Consider a tripod. Blue hour starts to get fairly dark, and if you’d like to avoid having to use a high ISO, consider using a tripod for your blue hour photography. This will allow you to use longer shutter speeds without blur caused by shaky hands. A tripod also opens up possibilities for much longer exposures of many seconds (see above).
Learn about bulb mode. Sometimes, blue hour lighting conditions are so dark that your longest shutter speed (usually 30 seconds) won’t let in enough light, especially if you are using your most narrow aperture and lowest ISO. In this case, you’ll want to use bulb mode if your camera has it, which allows you to keep the camera’s shutter open as long as the shutter button is pressed.
Think about moods. Blue hour evokes different moods than daytime photographs. The even, cool-toned light can be calming, unsettling, ominous, and melancholy, just to name a few. Keep these moods in mind when you are photographing during blue hour, and set a goal to capture more than one of these moods (or whatever moods you choose) in your images. This will set some direction and keep you true to the uniqueness that blue hour has to offer.
Stay late or arrive early for golden hour. If you’re there or going to be there already, you may as well shoot the sunrise or sunset and capture the magical light of golden hour. If you really don’t feel like taking more pictures, kick back, relax, and enjoy the display of other colors.
Tips for Editing Blue Hour Photography
Learn how to read a histogram. Especially at times like blue hour when shadows are important to preserve, your camera’s LCD screen isn’t always the best way to judge whether your image is too bright or too dark. A camera’s histogram is basically a graph of the values in your image and will help you determine if your image is too bright or too dark with minimal guesswork.
Mind your white balance. This makes sense for blue hour photography – make sure to keep the “blue” in “blue hour.” It’s okay if your image looks cooler than it would normally, and in fact, that’s one of the “cool” things about blue hour. It’s ultimately up to you, but be aware that you don’t need to make your image warmer than it was naturally.

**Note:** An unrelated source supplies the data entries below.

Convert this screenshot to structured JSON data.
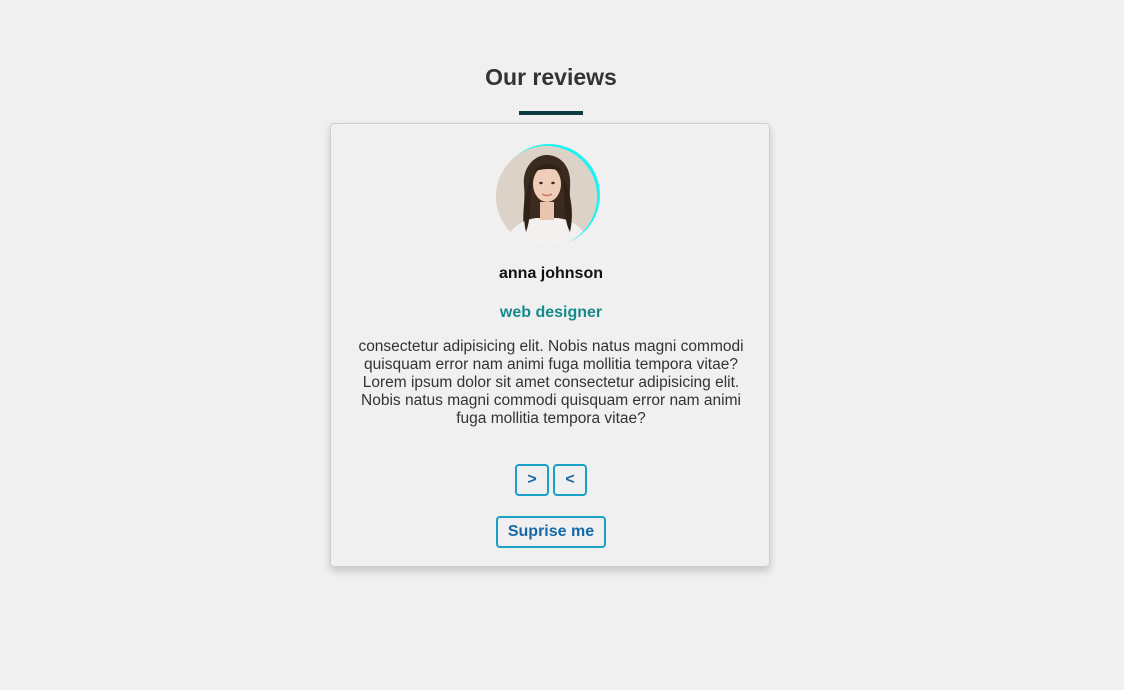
{
  "header": {
    "title": "Our reviews"
  },
  "review": {
    "name": "anna johnson",
    "job": "web designer",
    "text": "consectetur adipisicing elit. Nobis natus magni commodi quisquam error nam animi fuga mollitia tempora vitae? Lorem ipsum dolor sit amet consectetur adipisicing elit. Nobis natus magni commodi quisquam error nam animi fuga mollitia tempora vitae?"
  },
  "controls": {
    "next_label": ">",
    "prev_label": "<",
    "surprise_label": "Suprise me"
  },
  "colors": {
    "accent": "#1aa0c9",
    "button_text": "#1569a8",
    "job_text": "#178a8a",
    "avatar_ring": "#1ef2f2",
    "underline": "#0d3b3e"
  }
}
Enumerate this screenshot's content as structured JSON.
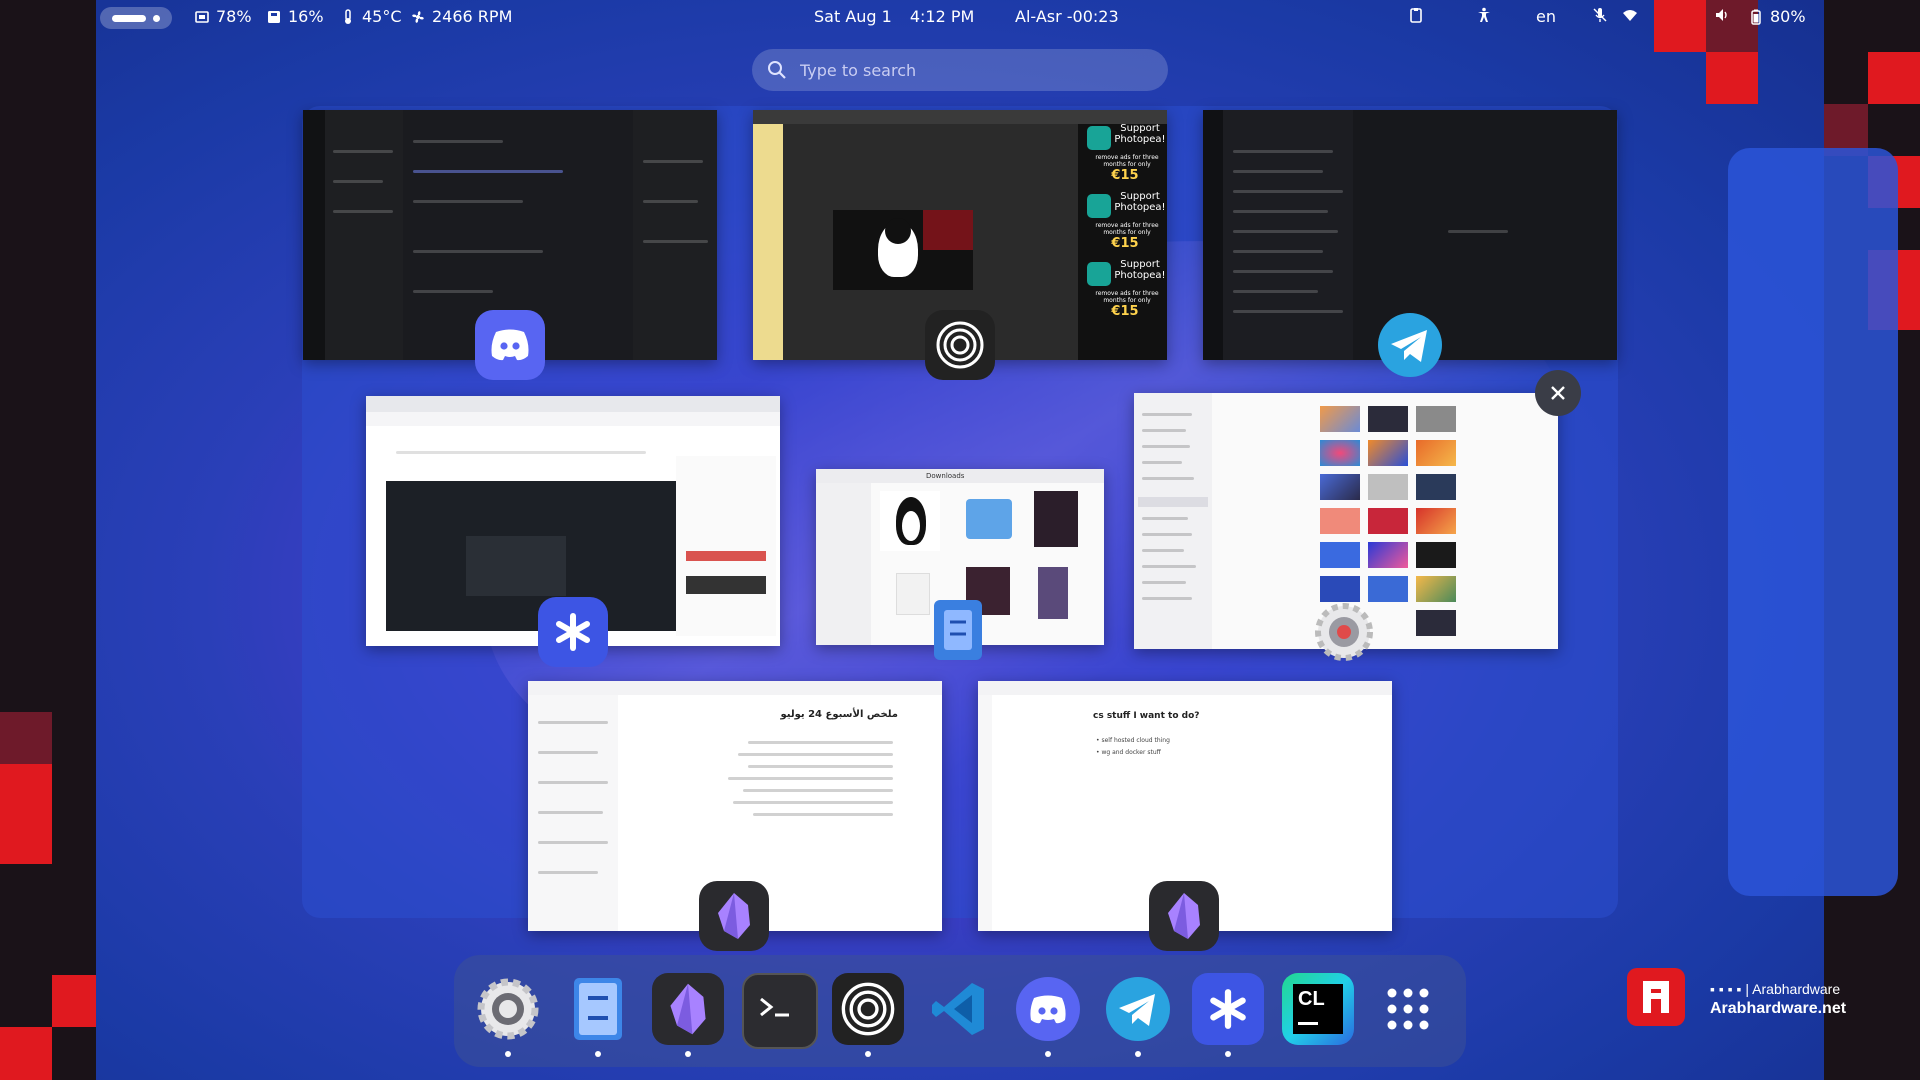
{
  "topbar": {
    "cpu": "78%",
    "disk": "16%",
    "temp": "45°C",
    "fan": "2466 RPM",
    "date": "Sat Aug 1",
    "time": "4:12 PM",
    "prayer": "Al-Asr -00:23",
    "language": "en",
    "battery": "80%"
  },
  "search": {
    "placeholder": "Type to search"
  },
  "windows": {
    "photopea_ads": [
      {
        "title": "Support Photopea!",
        "sub": "remove ads for three months for only",
        "price": "€15"
      },
      {
        "title": "Support Photopea!",
        "sub": "remove ads for three months for only",
        "price": "€15"
      },
      {
        "title": "Support Photopea!",
        "sub": "remove ads for three months for only",
        "price": "€15"
      }
    ],
    "notes_right_title": "cs stuff I want to do?",
    "notes_right_items": [
      "self hosted cloud thing",
      "wg and docker stuff"
    ],
    "notes_left_title": "ملخص الأسبوع 24 يوليو",
    "files_title": "Downloads"
  },
  "dock": {
    "items": [
      "settings-icon",
      "files-icon",
      "obsidian-icon",
      "terminal-icon",
      "obs-icon",
      "vscode-icon",
      "discord-icon",
      "telegram-icon",
      "slack-like-icon",
      "clion-icon",
      "app-grid-icon"
    ]
  },
  "watermark": {
    "line1": "Arabhardware",
    "line2": "Arabhardware.net"
  },
  "colors": {
    "accent": "#e0191f",
    "workspace": "#2a3fb8"
  }
}
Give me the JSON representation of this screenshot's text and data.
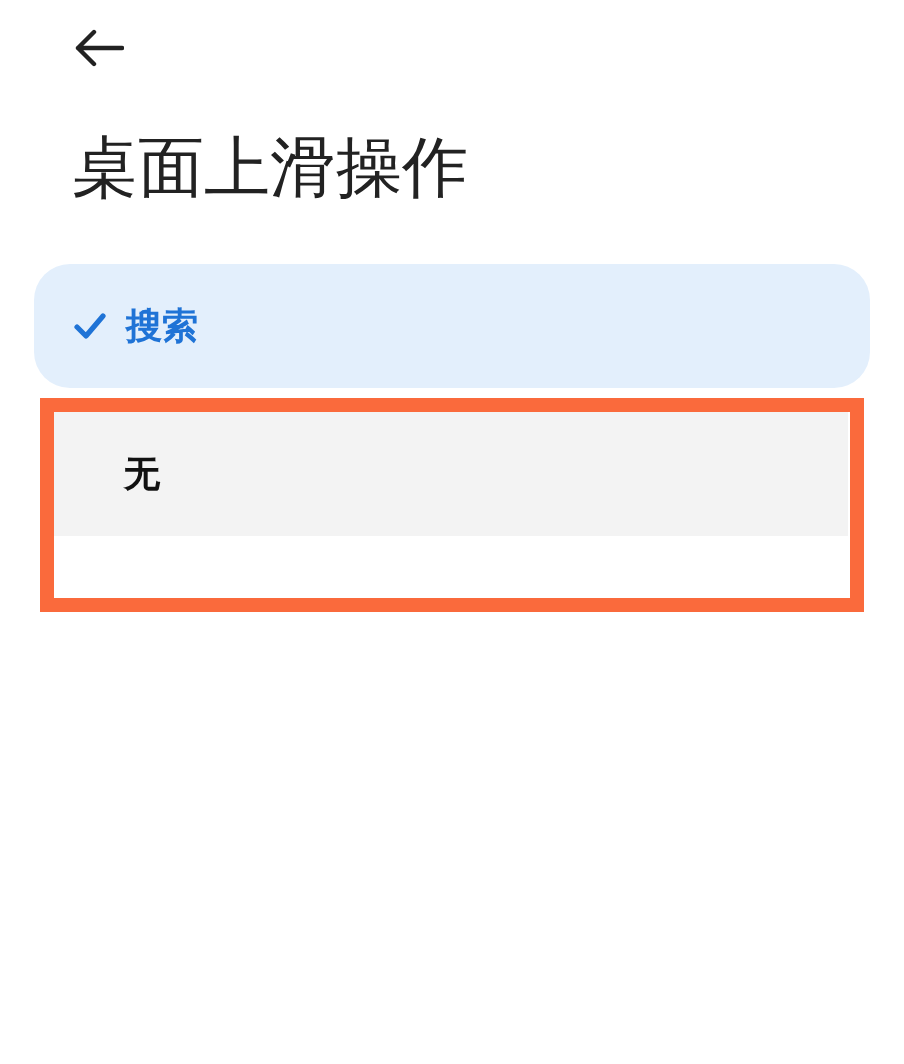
{
  "title": "桌面上滑操作",
  "options": [
    {
      "label": "搜索",
      "selected": true,
      "highlighted": false
    },
    {
      "label": "无",
      "selected": false,
      "highlighted": true
    }
  ]
}
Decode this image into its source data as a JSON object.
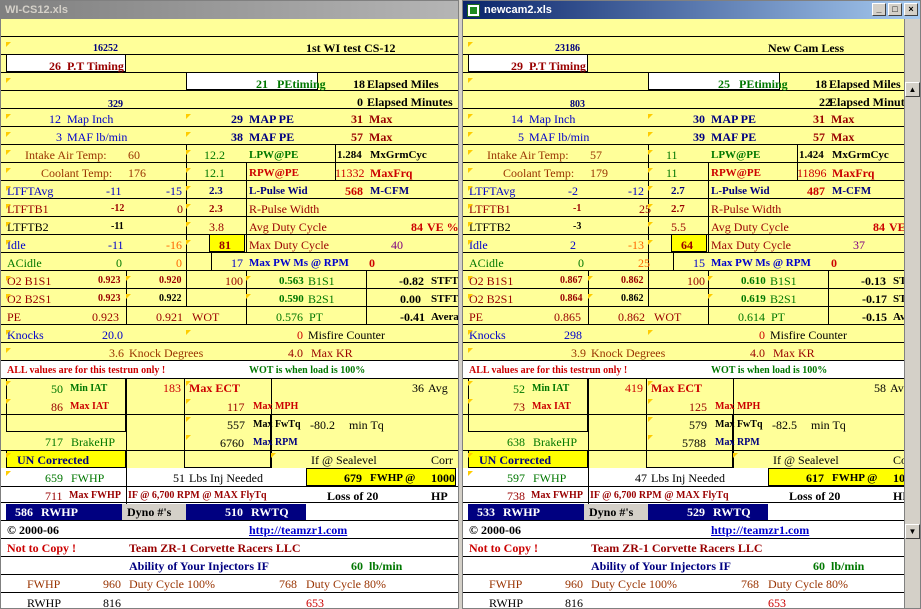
{
  "left": {
    "title": "WI-CS12.xls",
    "top_num": "16252",
    "heading": "1st WI test CS-12",
    "pt_val": "26",
    "pt_label": "P.T Timing",
    "petiming_val": "21",
    "petiming_label": "PEtiming",
    "elapsed_miles_val": "18",
    "elapsed_miles_label": "Elapsed Miles",
    "small_num": "329",
    "elapsed_min_val": "0",
    "elapsed_min_label": "Elapsed Minutes",
    "map_inch": "12",
    "map_inch_label": "Map Inch",
    "map_pe": "29",
    "map_pe_label": "MAP PE",
    "map_max": "31",
    "map_max_label": "Max",
    "maf": "3",
    "maf_label": "MAF lb/min",
    "maf_pe": "38",
    "maf_pe_label": "MAF PE",
    "maf_max": "57",
    "maf_max_label": "Max",
    "iat_label": "Intake Air Temp:",
    "iat": "60",
    "lpw_pe_val": "12.2",
    "lpw_pe_label": "LPW@PE",
    "mxgrm_val": "1.284",
    "mxgrm_label": "MxGrmCyc",
    "cool_label": "Coolant Temp:",
    "cool": "176",
    "rpw_pe_val": "12.1",
    "rpw_pe_label": "RPW@PE",
    "maxfrq_val": "11332",
    "maxfrq_label": "MaxFrq",
    "ltftavg_label": "LTFTAvg",
    "ltftavg_a": "-11",
    "ltftavg_b": "-15",
    "lpulse_val": "2.3",
    "lpulse_label": "L-Pulse Wid",
    "mcfm_val": "568",
    "mcfm_label": "M-CFM",
    "ltftb1_label": "LTFTB1",
    "ltftb1_a": "-12",
    "ltftb1_b": "0",
    "rpulse_val": "2.3",
    "rpulse_label": "R-Pulse Width",
    "ltftb2_label": "LTFTB2",
    "ltftb2_a": "-11",
    "avgduty_val": "3.8",
    "avgduty_label": "Avg Duty Cycle",
    "ve_val": "84",
    "ve_label": "VE %",
    "idle_label": "Idle",
    "idle_a": "-11",
    "idle_b": "-16",
    "maxduty_box": "81",
    "maxduty_label": "Max Duty Cycle",
    "maxduty_val": "40",
    "acidle_label": "ACidle",
    "acidle_a": "0",
    "acidle_b": "0",
    "maxpw_val": "17",
    "maxpw_label": "Max PW Ms @ RPM",
    "maxpw_rpm": "0",
    "o2b1s1_label": "O2 B1S1",
    "o2b1s1_a": "0.923",
    "o2b1s1_b": "0.920",
    "o2b1s1_c": "100",
    "b1s1_val": "0.563",
    "b1s1_label": "B1S1",
    "stft1_val": "-0.82",
    "stft1_label": "STFT",
    "o2b2s1_label": "O2 B2S1",
    "o2b2s1_a": "0.923",
    "o2b2s1_b": "0.922",
    "b2s1_val": "0.590",
    "b2s1_label": "B2S1",
    "stft2_val": "0.00",
    "stft2_label": "STFT",
    "pe_label": "PE",
    "pe_a": "0.923",
    "pe_b": "0.921",
    "wot_label": "WOT",
    "pt_row_val": "0.576",
    "pt_row_label": "PT",
    "avg_val": "-0.41",
    "avg_label": "Avera",
    "knocks_label": "Knocks",
    "knocks_val": "20.0",
    "misfire_val": "0",
    "misfire_label": "Misfire Counter",
    "knockdeg_val": "3.6",
    "knockdeg_label": "Knock  Degrees",
    "maxkr_val": "4.0",
    "maxkr_label": "Max KR",
    "all_values": "ALL values are for this testrun only !",
    "wot_note": "WOT is when load is 100%",
    "min_iat_val": "50",
    "min_iat_label": "Min IAT",
    "max_ect_val": "183",
    "max_ect_label": "Max ECT",
    "avg2_val": "36",
    "avg2_label": "Avg",
    "max_iat_val": "86",
    "max_iat_label": "Max IAT",
    "max_mph_val": "117",
    "max_mph_label": "Max MPH",
    "max_fwtq_val": "557",
    "max_fwtq_label": "Max FwTq",
    "min_tq_val": "-80.2",
    "min_tq_label": "min Tq",
    "max_rpm_val": "6760",
    "max_rpm_label": "Max RPM",
    "brakehp_val": "717",
    "brakehp_label": "BrakeHP",
    "uncorrected": "UN Corrected",
    "if_sealevel": "If @ Sealevel",
    "corr": "Corr",
    "fwhp_val": "659",
    "fwhp_label": "FWHP",
    "lbs_val": "51",
    "lbs_label": "Lbs Inj Needed",
    "fwhp_box_val": "679",
    "fwhp_box_label": "FWHP  @",
    "fwhp_box_1000": "1000",
    "maxfwhp_val": "711",
    "maxfwhp_label": "Max FWHP",
    "if6700": "IF @ 6,700 RPM @ MAX FlyTq",
    "loss_label": "Loss of 20",
    "hp_label": "HP",
    "rwhp_val": "586",
    "rwhp_label": "RWHP",
    "dyno_label": "Dyno #'s",
    "rwtq_val": "510",
    "rwtq_label": "RWTQ",
    "copyright": "© 2000-06",
    "url": "http://teamzr1.com",
    "notcopy": "Not to Copy !",
    "team": "Team ZR-1 Corvette Racers LLC",
    "ability": "Ability of Your Injectors IF",
    "lbmin_val": "60",
    "lbmin_label": "lb/min",
    "fwhp2_label": "FWHP",
    "duty100_val": "960",
    "duty100_label": "Duty Cycle 100%",
    "duty80_val": "768",
    "duty80_label": "Duty Cycle 80%",
    "rwhp2_label": "RWHP",
    "rwhp2_val": "816",
    "rwhp2_val2": "653"
  },
  "right": {
    "title": "newcam2.xls",
    "top_num": "23186",
    "heading": "New Cam Less",
    "pt_val": "29",
    "pt_label": "P.T Timing",
    "petiming_val": "25",
    "petiming_label": "PEtiming",
    "elapsed_miles_val": "18",
    "elapsed_miles_label": "Elapsed Miles",
    "small_num": "803",
    "elapsed_min_val": "22",
    "elapsed_min_label": "Elapsed Minute",
    "map_inch": "14",
    "map_inch_label": "Map Inch",
    "map_pe": "30",
    "map_pe_label": "MAP PE",
    "map_max": "31",
    "map_max_label": "Max",
    "maf": "5",
    "maf_label": "MAF lb/min",
    "maf_pe": "39",
    "maf_pe_label": "MAF PE",
    "maf_max": "57",
    "maf_max_label": "Max",
    "iat_label": "Intake Air Temp:",
    "iat": "57",
    "lpw_pe_val": "11",
    "lpw_pe_label": "LPW@PE",
    "mxgrm_val": "1.424",
    "mxgrm_label": "MxGrmCyc",
    "cool_label": "Coolant Temp:",
    "cool": "179",
    "rpw_pe_val": "11",
    "rpw_pe_label": "RPW@PE",
    "maxfrq_val": "11896",
    "maxfrq_label": "MaxFrq",
    "ltftavg_label": "LTFTAvg",
    "ltftavg_a": "-2",
    "ltftavg_b": "-12",
    "lpulse_val": "2.7",
    "lpulse_label": "L-Pulse Wid",
    "mcfm_val": "487",
    "mcfm_label": "M-CFM",
    "ltftb1_label": "LTFTB1",
    "ltftb1_a": "-1",
    "ltftb1_b": "25",
    "rpulse_val": "2.7",
    "rpulse_label": "R-Pulse Width",
    "ltftb2_label": "LTFTB2",
    "ltftb2_a": "-3",
    "avgduty_val": "5.5",
    "avgduty_label": "Avg Duty Cycle",
    "ve_val": "84",
    "ve_label": "VE %",
    "idle_label": "Idle",
    "idle_a": "2",
    "idle_b": "-13",
    "maxduty_box": "64",
    "maxduty_label": "Max Duty Cycle",
    "maxduty_val": "37",
    "acidle_label": "ACidle",
    "acidle_a": "0",
    "acidle_b": "25",
    "maxpw_val": "15",
    "maxpw_label": "Max PW Ms @ RPM",
    "maxpw_rpm": "0",
    "o2b1s1_label": "O2 B1S1",
    "o2b1s1_a": "0.867",
    "o2b1s1_b": "0.862",
    "o2b1s1_c": "100",
    "b1s1_val": "0.610",
    "b1s1_label": "B1S1",
    "stft1_val": "-0.13",
    "stft1_label": "STFT",
    "o2b2s1_label": "O2 B2S1",
    "o2b2s1_a": "0.864",
    "o2b2s1_b": "0.862",
    "b2s1_val": "0.619",
    "b2s1_label": "B2S1",
    "stft2_val": "-0.17",
    "stft2_label": "STFT",
    "pe_label": "PE",
    "pe_a": "0.865",
    "pe_b": "0.862",
    "wot_label": "WOT",
    "pt_row_val": "0.614",
    "pt_row_label": "PT",
    "avg_val": "-0.15",
    "avg_label": "Avera",
    "knocks_label": "Knocks",
    "knocks_val": "298",
    "misfire_val": "0",
    "misfire_label": "Misfire Counter",
    "knockdeg_val": "3.9",
    "knockdeg_label": "Knock  Degrees",
    "maxkr_val": "4.0",
    "maxkr_label": "Max KR",
    "all_values": "ALL values are for this testrun only !",
    "wot_note": "WOT is when load is 100%",
    "min_iat_val": "52",
    "min_iat_label": "Min IAT",
    "max_ect_val": "419",
    "max_ect_label": "Max ECT",
    "avg2_val": "58",
    "avg2_label": "Avg",
    "max_iat_val": "73",
    "max_iat_label": "Max IAT",
    "max_mph_val": "125",
    "max_mph_label": "Max MPH",
    "max_fwtq_val": "579",
    "max_fwtq_label": "Max FwTq",
    "min_tq_val": "-82.5",
    "min_tq_label": "min Tq",
    "max_rpm_val": "5788",
    "max_rpm_label": "Max RPM",
    "brakehp_val": "638",
    "brakehp_label": "BrakeHP",
    "uncorrected": "UN Corrected",
    "if_sealevel": "If @ Sealevel",
    "corr": "Corr",
    "fwhp_val": "597",
    "fwhp_label": "FWHP",
    "lbs_val": "47",
    "lbs_label": "Lbs Inj Needed",
    "fwhp_box_val": "617",
    "fwhp_box_label": "FWHP  @",
    "fwhp_box_1000": "1000",
    "maxfwhp_val": "738",
    "maxfwhp_label": "Max FWHP",
    "if6700": "IF @ 6,700 RPM @ MAX FlyTq",
    "loss_label": "Loss of 20",
    "hp_label": "HP",
    "rwhp_val": "533",
    "rwhp_label": "RWHP",
    "dyno_label": "Dyno #'s",
    "rwtq_val": "529",
    "rwtq_label": "RWTQ",
    "copyright": "© 2000-06",
    "url": "http://teamzr1.com",
    "notcopy": "Not to Copy !",
    "team": "Team ZR-1 Corvette Racers LLC",
    "ability": "Ability of Your Injectors IF",
    "lbmin_val": "60",
    "lbmin_label": "lb/min",
    "fwhp2_label": "FWHP",
    "duty100_val": "960",
    "duty100_label": "Duty Cycle 100%",
    "duty80_val": "768",
    "duty80_label": "Duty Cycle 80%",
    "rwhp2_label": "RWHP",
    "rwhp2_val": "816",
    "rwhp2_val2": "653"
  },
  "colors": {
    "sheet_yellow": "#ffff99",
    "box_yellow": "#ffff00",
    "navy": "#000080",
    "titlebar_active": "#0a246a"
  },
  "icons": {
    "window_icon": "excel-sheet-icon",
    "minimize": "minimize-icon",
    "restore": "restore-icon",
    "close": "close-icon"
  },
  "controls": {
    "minimize": "_",
    "restore": "□",
    "close": "×",
    "scroll_up": "▲",
    "scroll_down": "▼"
  }
}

Use graduated filters and more localized adjustments if necessary. Especially if you are shooting a cityscape or something similar, chances are good that parts of your image will be significantly brighter or darker than the rest. This is where you can use graduated filters and other localized adjustments to adjust specific areas of your image. While this is less applicable to blue hour than it is to golden hour, it is still something you should consider.
Consider a light vignette to add to your image’s mood, but don’t overdo it. Many photographers will add a slight vignette to blue hour landscape images to enhance their intended mood. This can be tasteful, but be cautious and err on the side of less vignette. Too much vignette can make an image look tacky and too unnatural.
Zoom to check sharpness, and sharpen if necessary. Especially if you aren’t using a tripod, it’s easy to have slight motion blur in your images. If it’s an acceptable amount of blur, you can attempt to sharpen your image using software such as Adobe Lightroom or Topaz Sharpen AI. It’s always good to check by zooming in, especially if you think you might print your image on a large scale.
As golden hour’s less-appreciated cousin, blue hour opens up a new set of unique moods, scenes, and generally fun photography. If you’re planning to shoot the sunrise or sunset, you may as well arrive early or stay late to explore blue hour and its possibilities. As a welcome bonus, you’ll find that blue hour attracts smaller crowds, and can be even prettier than sunrise or sunset. It’s a great time for portraits, landscape, cityscape, and even astrophotography if the conditions are right.